• _Your assignment_
When a line of the entries contains the word "value", report that line.

[Data records for software interfaces]
++++++++++++++++++++
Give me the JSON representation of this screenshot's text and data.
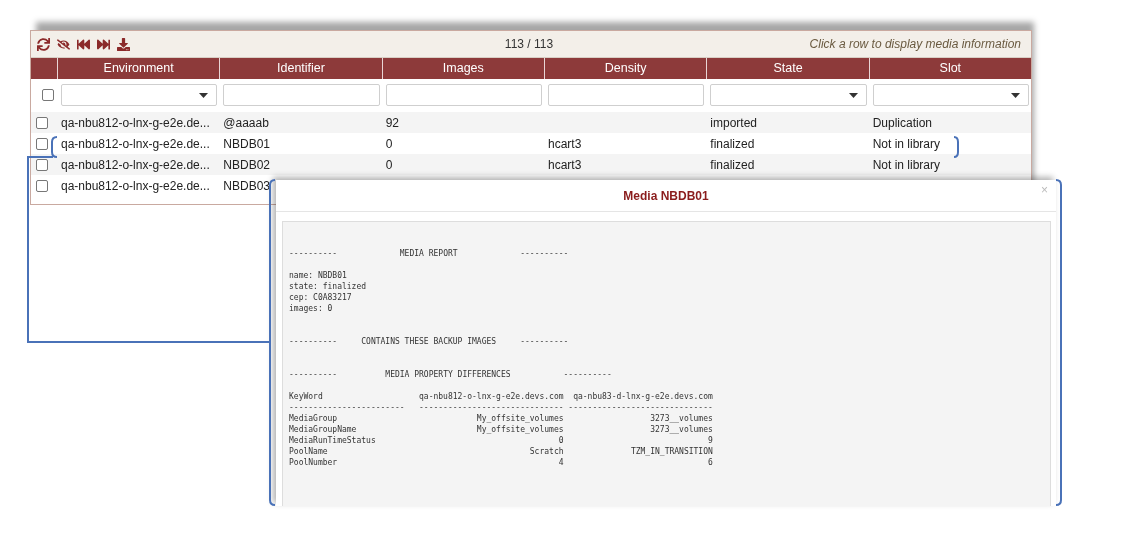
{
  "toolbar": {
    "count": "113 / 113",
    "hint": "Click a row to display media information"
  },
  "table": {
    "columns": [
      "Environment",
      "Identifier",
      "Images",
      "Density",
      "State",
      "Slot"
    ],
    "select_all": {
      "checked": false
    },
    "filters": [
      {
        "kind": "select"
      },
      {
        "kind": "text"
      },
      {
        "kind": "text"
      },
      {
        "kind": "text"
      },
      {
        "kind": "select"
      },
      {
        "kind": "select"
      }
    ],
    "rows": [
      {
        "checked": false,
        "cells": [
          "qa-nbu812-o-lnx-g-e2e.de...",
          "@aaaab",
          "92",
          "",
          "imported",
          "Duplication"
        ]
      },
      {
        "checked": false,
        "cells": [
          "qa-nbu812-o-lnx-g-e2e.de...",
          "NBDB01",
          "0",
          "hcart3",
          "finalized",
          "Not in library"
        ]
      },
      {
        "checked": false,
        "cells": [
          "qa-nbu812-o-lnx-g-e2e.de...",
          "NBDB02",
          "0",
          "hcart3",
          "finalized",
          "Not in library"
        ]
      },
      {
        "checked": false,
        "cells": [
          "qa-nbu812-o-lnx-g-e2e.de...",
          "NBDB03"
        ]
      }
    ]
  },
  "modal": {
    "title": "Media NBDB01",
    "close": "×",
    "sections": [
      {
        "heading": "----------             MEDIA REPORT             ----------",
        "lines": [
          "name: NBDB01",
          "state: finalized",
          "cep: C0A83217",
          "images: 0"
        ]
      },
      {
        "heading": "----------     CONTAINS THESE BACKUP IMAGES     ----------"
      },
      {
        "heading": "----------          MEDIA PROPERTY DIFFERENCES           ----------",
        "table": [
          [
            "KeyWord",
            "qa-nbu812-o-lnx-g-e2e.devs.com",
            "qa-nbu83-d-lnx-g-e2e.devs.com"
          ],
          [
            "------------------------",
            "------------------------------",
            "------------------------------"
          ],
          [
            "MediaGroup",
            "My_offsite_volumes",
            "3273__volumes"
          ],
          [
            "MediaGroupName",
            "My_offsite_volumes",
            "3273__volumes"
          ],
          [
            "MediaRunTimeStatus",
            "0",
            "9"
          ],
          [
            "PoolName",
            "Scratch",
            "TZM_IN_TRANSITION"
          ],
          [
            "PoolNumber",
            "4",
            "6"
          ]
        ]
      }
    ]
  }
}
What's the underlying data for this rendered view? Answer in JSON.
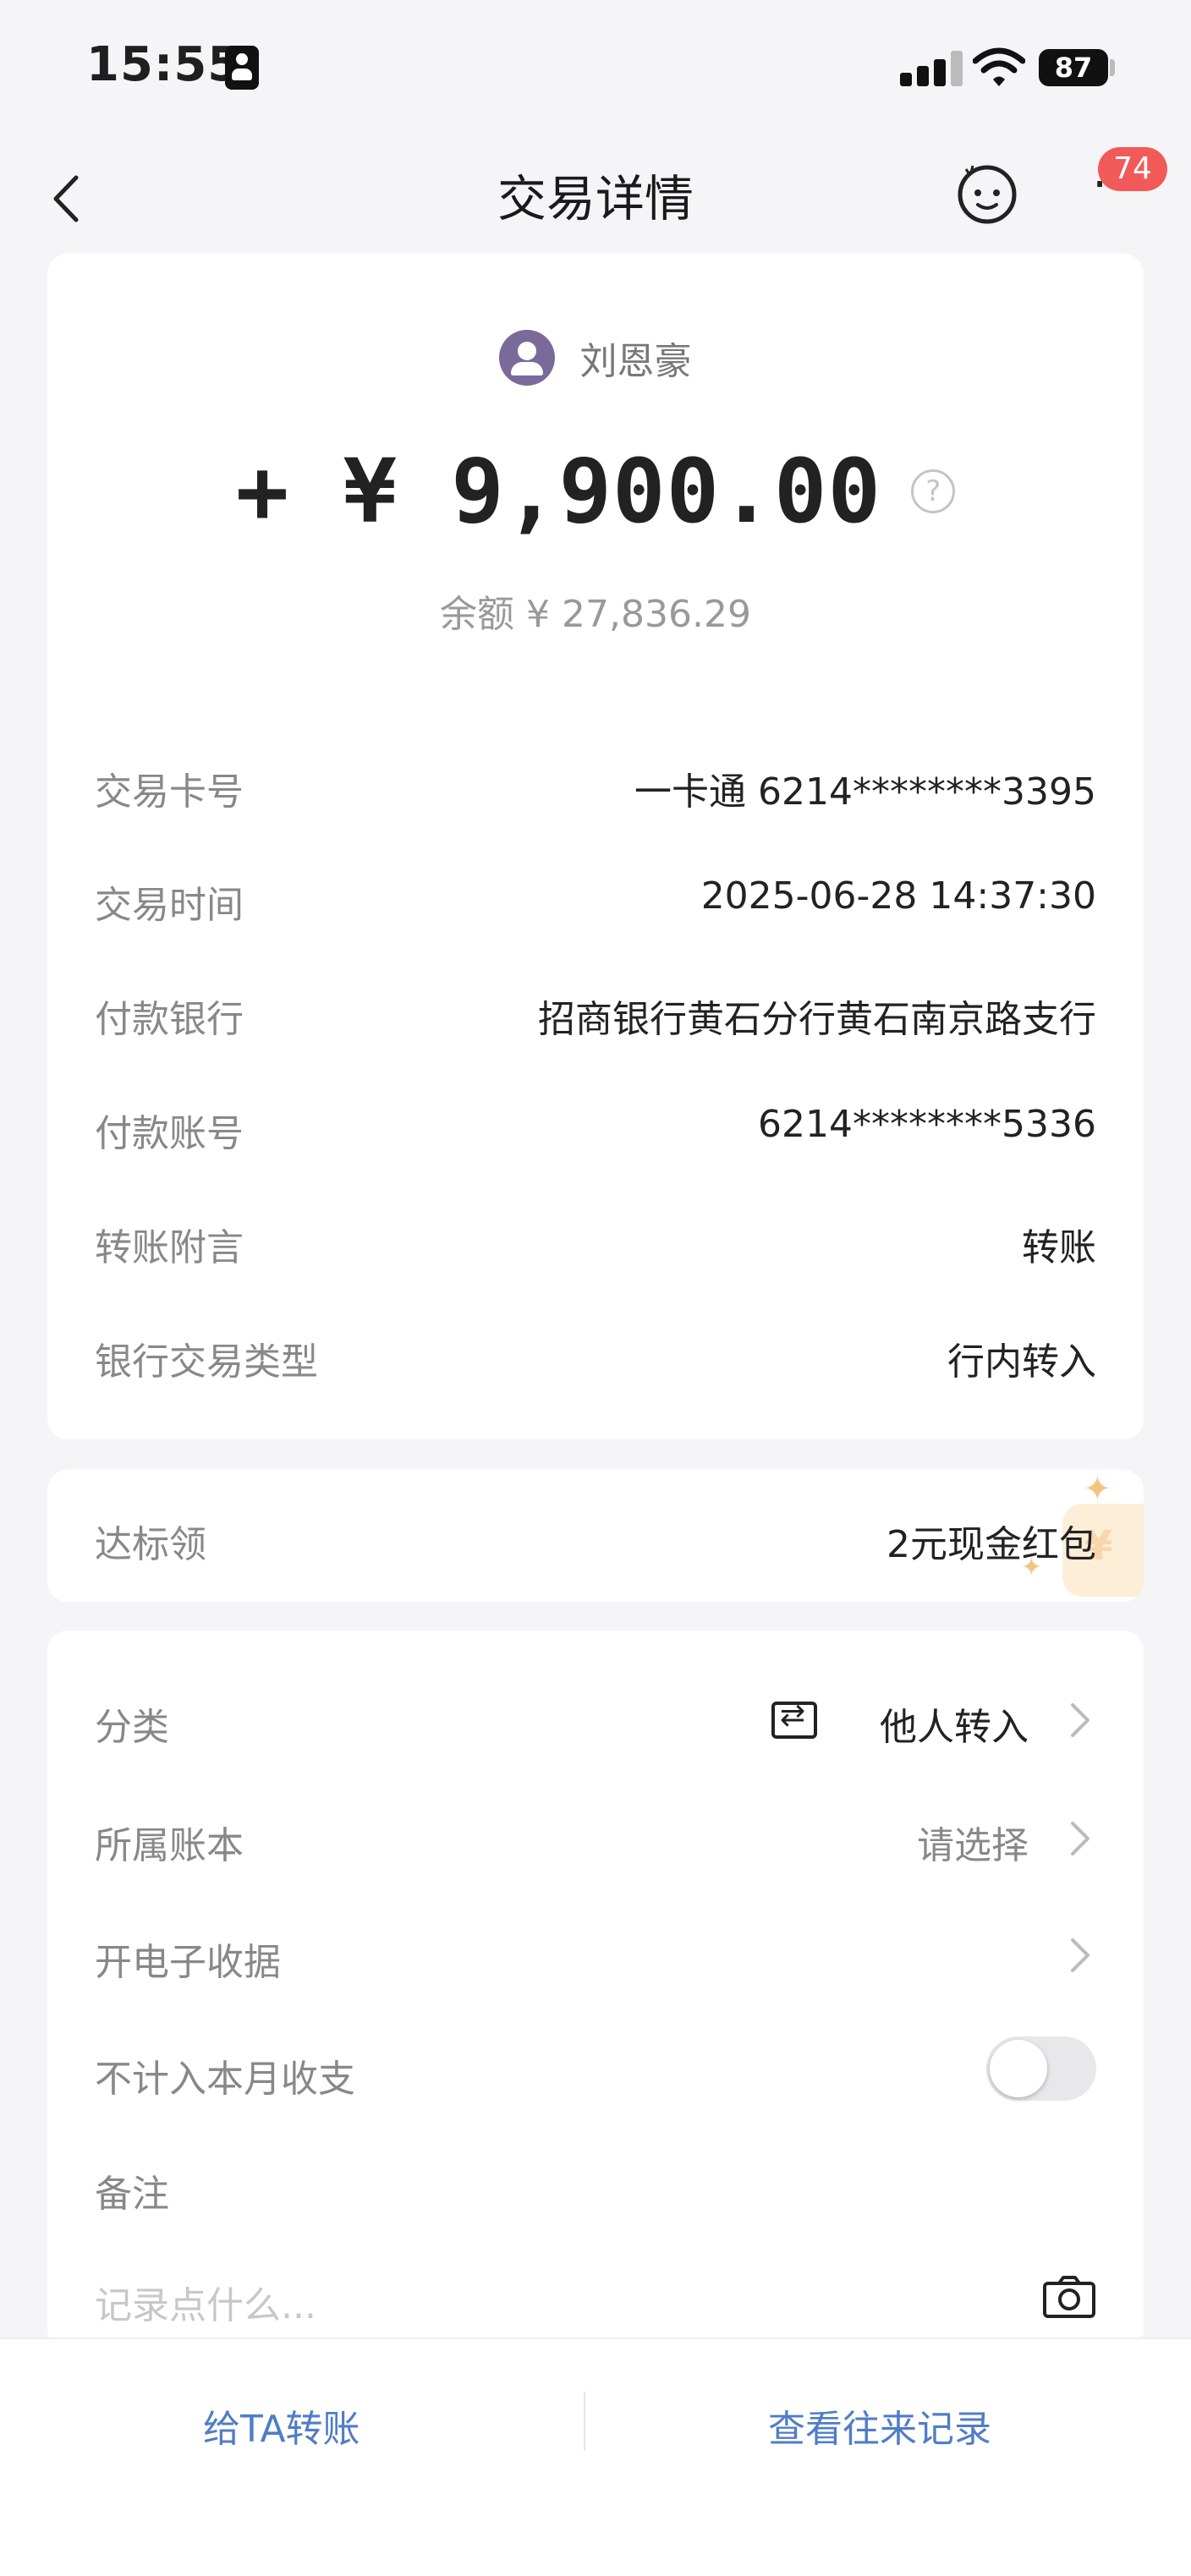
{
  "status_bar": {
    "time": "15:55",
    "battery": "87"
  },
  "nav": {
    "title": "交易详情",
    "badge_count": "74",
    "more_label": "···"
  },
  "transaction": {
    "payer_name": "刘恩豪",
    "amount": "+ ¥ 9,900.00",
    "balance": "余额 ¥ 27,836.29",
    "details": [
      {
        "label": "交易卡号",
        "value": "一卡通 6214********3395"
      },
      {
        "label": "交易时间",
        "value": "2025-06-28 14:37:30"
      },
      {
        "label": "付款银行",
        "value": "招商银行黄石分行黄石南京路支行"
      },
      {
        "label": "付款账号",
        "value": "6214********5336"
      },
      {
        "label": "转账附言",
        "value": "转账"
      },
      {
        "label": "银行交易类型",
        "value": "行内转入"
      }
    ]
  },
  "promo": {
    "label": "达标领",
    "value": "2元现金红包",
    "deco_symbol": "¥"
  },
  "settings": {
    "category": {
      "label": "分类",
      "value": "他人转入"
    },
    "ledger": {
      "label": "所属账本",
      "value": "请选择"
    },
    "receipt": {
      "label": "开电子收据"
    },
    "exclude": {
      "label": "不计入本月收支",
      "enabled": false
    },
    "note": {
      "label": "备注",
      "placeholder": "记录点什么..."
    }
  },
  "bottom_bar": {
    "transfer_label": "给TA转账",
    "history_label": "查看往来记录"
  },
  "colors": {
    "accent_blue": "#4f7dc7",
    "badge_red": "#f25a5a",
    "avatar_purple": "#7a6a9a"
  }
}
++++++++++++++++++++
• _Exercise answer_
        "value": "一卡通 6214********3395"
        "value": "2025-06-28 14:37:30"
        "value": "招商银行黄石分行黄石南京路支行"
        "value": "6214********5336"
        "value": "转账"
        "value": "行内转入"
    "value": "2元现金红包",
      "value": "他人转入"
      "value": "请选择"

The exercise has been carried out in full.